I tend to find that I'm intrigued by the story behind some films and that causes me to investigate further to find out more about the true events, so that I'm better informed, but at the end of the day I'm watching a film to be entertained, education comes through documentaries, investigation and questioning on my own part.

As far as I'm concerned Hollywood, Bollywood and any other 'wood can keep 'em rolling, these films are homages to events, as with all homages they focus on the story rather than the truth, but they shine a light on the event and thus help to reveal the truth to those inspired by the event.
April 30th, 2010  
Jeff Simmons
 

Topic: Reality


I truly dislike films that are really poorly-packaged action films, like "Fly Boys," which has virtually no plot but a lot of special effects. (Watch it if you want, but it will probably make you laugh more than anything). My favorites are the ones that reveal stories that are firmly anchored in reality. I believe "A Bridge Too Far" is a great view of Operation Market Garden. "Midway," despite it's focus on individual triumphs and losses, seems to present a lot of truth. And "Tora! Tora! Tora!" is probably the best movie about Pearl Harbor. In fact, we watched it in a WWII history course in college.
May 18th, 2010  
iron cross
 
 

Topic: Hollywood changing war history

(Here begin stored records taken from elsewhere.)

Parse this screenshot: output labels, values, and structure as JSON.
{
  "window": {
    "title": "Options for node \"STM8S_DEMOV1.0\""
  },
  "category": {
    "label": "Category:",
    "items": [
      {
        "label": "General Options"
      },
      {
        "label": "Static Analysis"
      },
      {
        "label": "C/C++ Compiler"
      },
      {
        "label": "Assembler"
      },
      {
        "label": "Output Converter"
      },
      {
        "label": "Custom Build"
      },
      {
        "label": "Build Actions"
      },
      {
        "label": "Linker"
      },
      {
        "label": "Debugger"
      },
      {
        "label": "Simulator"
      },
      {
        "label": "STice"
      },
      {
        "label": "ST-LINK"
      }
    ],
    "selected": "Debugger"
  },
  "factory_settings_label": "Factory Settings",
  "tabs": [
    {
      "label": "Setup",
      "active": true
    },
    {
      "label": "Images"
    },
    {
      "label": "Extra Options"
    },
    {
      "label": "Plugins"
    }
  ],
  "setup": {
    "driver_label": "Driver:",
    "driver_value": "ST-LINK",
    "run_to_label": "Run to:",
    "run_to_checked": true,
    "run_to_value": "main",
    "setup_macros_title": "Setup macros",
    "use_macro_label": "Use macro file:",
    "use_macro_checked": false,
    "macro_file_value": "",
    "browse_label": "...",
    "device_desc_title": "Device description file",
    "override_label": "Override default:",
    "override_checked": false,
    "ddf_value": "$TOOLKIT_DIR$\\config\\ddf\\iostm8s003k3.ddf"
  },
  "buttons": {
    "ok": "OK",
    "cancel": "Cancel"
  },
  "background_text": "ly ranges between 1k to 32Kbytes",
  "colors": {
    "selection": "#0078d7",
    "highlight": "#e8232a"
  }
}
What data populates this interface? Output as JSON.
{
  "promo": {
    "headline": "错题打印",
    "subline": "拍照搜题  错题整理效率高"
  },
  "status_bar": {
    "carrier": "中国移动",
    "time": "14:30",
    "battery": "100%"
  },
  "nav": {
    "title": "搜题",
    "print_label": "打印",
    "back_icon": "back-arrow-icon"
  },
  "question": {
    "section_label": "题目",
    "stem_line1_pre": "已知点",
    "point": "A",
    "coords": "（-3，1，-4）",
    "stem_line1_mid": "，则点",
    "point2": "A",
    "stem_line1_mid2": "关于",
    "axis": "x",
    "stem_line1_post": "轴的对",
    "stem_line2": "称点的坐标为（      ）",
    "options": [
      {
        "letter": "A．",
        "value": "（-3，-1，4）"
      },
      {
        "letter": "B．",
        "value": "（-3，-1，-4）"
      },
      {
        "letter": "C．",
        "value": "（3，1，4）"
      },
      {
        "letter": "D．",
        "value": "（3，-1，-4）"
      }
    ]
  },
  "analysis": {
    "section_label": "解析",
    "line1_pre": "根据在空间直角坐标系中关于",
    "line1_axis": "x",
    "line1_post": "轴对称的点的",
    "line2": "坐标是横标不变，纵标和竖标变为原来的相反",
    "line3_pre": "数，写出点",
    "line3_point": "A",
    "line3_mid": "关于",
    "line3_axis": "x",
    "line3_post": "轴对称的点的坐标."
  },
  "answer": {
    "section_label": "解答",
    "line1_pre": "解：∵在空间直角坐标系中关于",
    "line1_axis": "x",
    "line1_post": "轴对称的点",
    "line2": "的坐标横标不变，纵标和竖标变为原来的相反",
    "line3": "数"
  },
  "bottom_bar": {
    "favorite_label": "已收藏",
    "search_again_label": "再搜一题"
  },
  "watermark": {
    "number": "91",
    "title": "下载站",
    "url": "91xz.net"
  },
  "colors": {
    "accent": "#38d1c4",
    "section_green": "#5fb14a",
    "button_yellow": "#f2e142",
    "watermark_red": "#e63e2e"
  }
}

no i don,t think its right not when Hollywood makes out that every German is evil and all the us is angels and never did anything wrong some Germans was evil but some never liked the war and was just following orders
May 18th, 2010  
Partisan
 
 
Quote:
Originally Posted by iron cross
no i don,t think its right not when Hollywood makes out that every German is evil and all the us is angels and never did anything wrong some Germans was evil but some never liked the war and was just following orders
But it has provided job security for lots of non American actors - after all! For a while you couldn't have a villain without a British, Russian or German accent!
May 19th, 2010  
hardlec
 
What Hollywood says is protected free speech. Gibberish is a subjective opinion of mine and others, and also protected free speech. They can say whatever they want, mostly.
What Hollywood sells is suspension of disbelief. Entertainment. So long as people spend money to see it, they will sell it.
Is is morally right for Hollywood to "forget" what the UK did in WWII? No. Is it going to change? No.
In the 1940s If I predicted that women would be seen topless in movies, it would be a scandal. Morality is seldom found in Hollywood, except as subject of a parody.
It is up to parents to proctor the schools and the teachers, but sadly in the US we really don't. We have generations of teachers who went to school to teach teachers and few exceptions to the profile. Education is too broad a topic and off the topic.

I do wish Pinewood studios would do some historical Dramas of, Say, Field Marshal Sir Harold Alexander, or that chap in the Black Beret who tormented Patton.

As an aside: My favorite Movie is "IN HARM'S WAY" which is set in WWII but hardly historical.